Onsite docs fit patients for new specs by designer brands such as Armani, Juicy Couture, Oakley, and Gucci. Lenses can be customized to be especially light or to have nonglare coating or progressive thicknesses. The selection of contacts includes some that can be worn and slept in for 30 days straight, and the sportswear collection includes glasses designed specifically for cycling, hunting, running, and train-spotting.
At Complete Nutrition, the staff and the store's product line work together to help clients slim down, bulk up, or improve their overall health, drawing on an arsenal of hormone balancers, nutrients, proteins, and supplements. Each store helps visitors get the most out of their metabolic processes with a staff full of personal trainers, strength coaches, and 19th-century circus strongmen who teach clients about proper nutrition, dieting goals, and effective exercise plans. Built on the principle that no miracle pill can supply instant results, Complete Nutrition stocks over 200 products that deliver dependable positive effects. They're developed in the company's own labs and include tried-and-true vitamins, detox tools, and energy formulas.
With more than 386 locations dotting North America, JCPenney Optical's ubiquity is matched only by its extensive selection of contact lenses and designer frames that includes brands such as Armani Exchange, Liz Claiborne, and Nicole Miller. Despite this wide reach, all lenses are cut at the same optical laboratory, ensuring a consistency of quality and a pretty good idea of where to look if your glasses run away from home. Each location has an independent state-licensed doctor of optometry, who can perform vision exams and help clients determine which type of vision correction will work best.
Premium Home Whitening's kits take trips to the dentist out of smile-brightening equations with FDA-approved gels. After soaking in heated water, plastic mold-and-bite trays become as pliable as the linguine noodles floating beneath them. The ductile tooth helmets press against the upper and lower ridges, molding to enamel outlines. Patients coat the impressions in U.S.-made carbamide-peroxide gel, then bite into them while clutching a micro LED light between their lips. The at-home treatment can blanch choppers up to five shades. Premium Home Whitening also sells handy dental gadgets such as a portable teeth-whitening pen and a sonic toothbrush with a UV light to exterminate bacteria.

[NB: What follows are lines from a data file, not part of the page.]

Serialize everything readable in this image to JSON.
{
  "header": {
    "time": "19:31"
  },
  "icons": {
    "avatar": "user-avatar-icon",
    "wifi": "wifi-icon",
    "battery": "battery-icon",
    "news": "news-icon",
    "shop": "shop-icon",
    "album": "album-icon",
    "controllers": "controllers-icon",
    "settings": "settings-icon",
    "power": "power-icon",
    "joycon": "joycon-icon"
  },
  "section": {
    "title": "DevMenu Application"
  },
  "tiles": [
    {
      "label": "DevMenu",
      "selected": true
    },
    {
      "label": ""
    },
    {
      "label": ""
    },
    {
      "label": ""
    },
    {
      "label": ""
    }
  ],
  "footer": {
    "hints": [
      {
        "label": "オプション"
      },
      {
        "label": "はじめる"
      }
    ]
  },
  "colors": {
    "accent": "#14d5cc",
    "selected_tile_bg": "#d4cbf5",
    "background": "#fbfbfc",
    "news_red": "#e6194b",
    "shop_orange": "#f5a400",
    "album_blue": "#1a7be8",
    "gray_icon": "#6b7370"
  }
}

To call The Body Shop a mere skin and body care store is to miss half of what makes it special. Late founder Dame Anita Roddick was a pioneer for ethical business practices; upon opening her first store in Brighton, England, in 1976, she developed company values such as "Defend Human Rights" and "Protect The Planet." She somehow balanced principles and profit, partnering in global campaigns with UNICEF, Greenpeace, Amnesty International, and the United Nations, all while ultimately expanding her brand into 2,500 locations in over 60 international markets. After her death in 2007, then-British Prime Minister Gordon Brown said, “She campaigned for green issues for many years before it became fashionable to do so and inspired millions to the cause by bringing sustainable products to a mass market. . . . She was an inspiration.”

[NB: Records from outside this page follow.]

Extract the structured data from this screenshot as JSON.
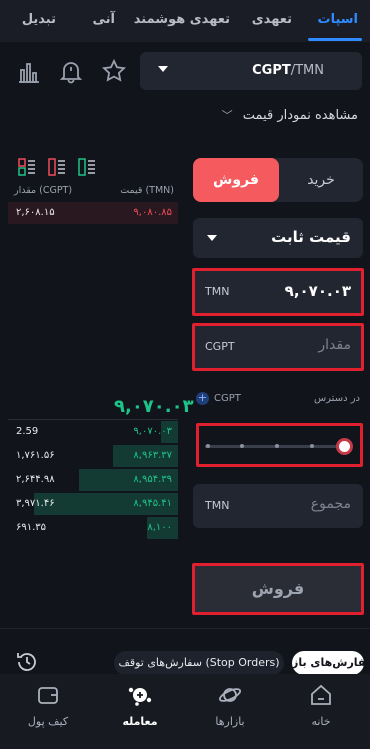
{
  "tabs": [
    {
      "label": "اسپات",
      "active": true
    },
    {
      "label": "تعهدی",
      "active": false
    },
    {
      "label": "تعهدی هوشمند",
      "active": false
    },
    {
      "label": "آنی",
      "active": false
    },
    {
      "label": "تبدیل",
      "active": false
    }
  ],
  "pair": {
    "base": "CGPT",
    "quote": "/TMN"
  },
  "chart_toggle_label": "مشاهده نمودار قیمت",
  "orderbook": {
    "header_price": "قیمت (TMN)",
    "header_amount": "مقدار (CGPT)",
    "asks": [
      {
        "price": "۹,۰۸۰.۸۵",
        "amount": "۲,۶۰۸.۱۵"
      }
    ],
    "last_price": "۹,۰۷۰.۰۳",
    "bids": [
      {
        "price": "۹,۰۷۰.۰۳",
        "amount": "2.59",
        "fill": 0.1
      },
      {
        "price": "۸,۹۶۳.۳۷",
        "amount": "۱,۷۶۱.۵۶",
        "fill": 0.38
      },
      {
        "price": "۸,۹۵۴.۳۹",
        "amount": "۲,۶۴۴.۹۸",
        "fill": 0.58
      },
      {
        "price": "۸,۹۴۵.۴۱",
        "amount": "۳,۹۷۱.۴۶",
        "fill": 0.85
      },
      {
        "price": "۸,۱۰۰",
        "amount": "۶۹۱.۳۵",
        "fill": 0.18
      }
    ]
  },
  "form": {
    "buy_label": "خرید",
    "sell_label": "فروش",
    "order_type": "قیمت ثابت",
    "price_unit": "TMN",
    "price_value": "۹,۰۷۰.۰۳",
    "amount_unit": "CGPT",
    "amount_placeholder": "مقدار",
    "available_label": "در دسترس",
    "available_currency": "CGPT",
    "slider_level": 1.0,
    "total_unit": "TMN",
    "total_placeholder": "مجموع",
    "submit_label": "فروش"
  },
  "orders": {
    "open_label": "سفارش‌های باز",
    "stop_label": "سفارش‌های توقف (Stop Orders)"
  },
  "bottom_nav": [
    {
      "label": "خانه",
      "active": false
    },
    {
      "label": "بازارها",
      "active": false
    },
    {
      "label": "معامله",
      "active": true
    },
    {
      "label": "کیف پول",
      "active": false
    }
  ],
  "colors": {
    "accent": "#2f8bff",
    "buy_green": "#1dc488",
    "sell_red": "#f45a5e",
    "highlight_box": "#e0202f"
  }
}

Indeed, the Body Shop exhibits an eco-friendliness and social consciousness that's hard to come by in a company of its size. Its products have been fair-trade since 1987, and its Against Animal Testing movement led to an EU-wide ban of animal testing of cosmetics. The products are made from ingredients harvested from around the world: shea butter from Ghana goes into body scrubs and butters, and Indian artisans craft wooden massagers and tote bags that are screenprinted by hand. But all that isn't to say the company's production practices overshadow its final products. Skincare treatments such as the brand’s iconic body butters, facial products, and gift collections often appear in Allure, Marie Claire, Lucky, Seventeen and other national publications.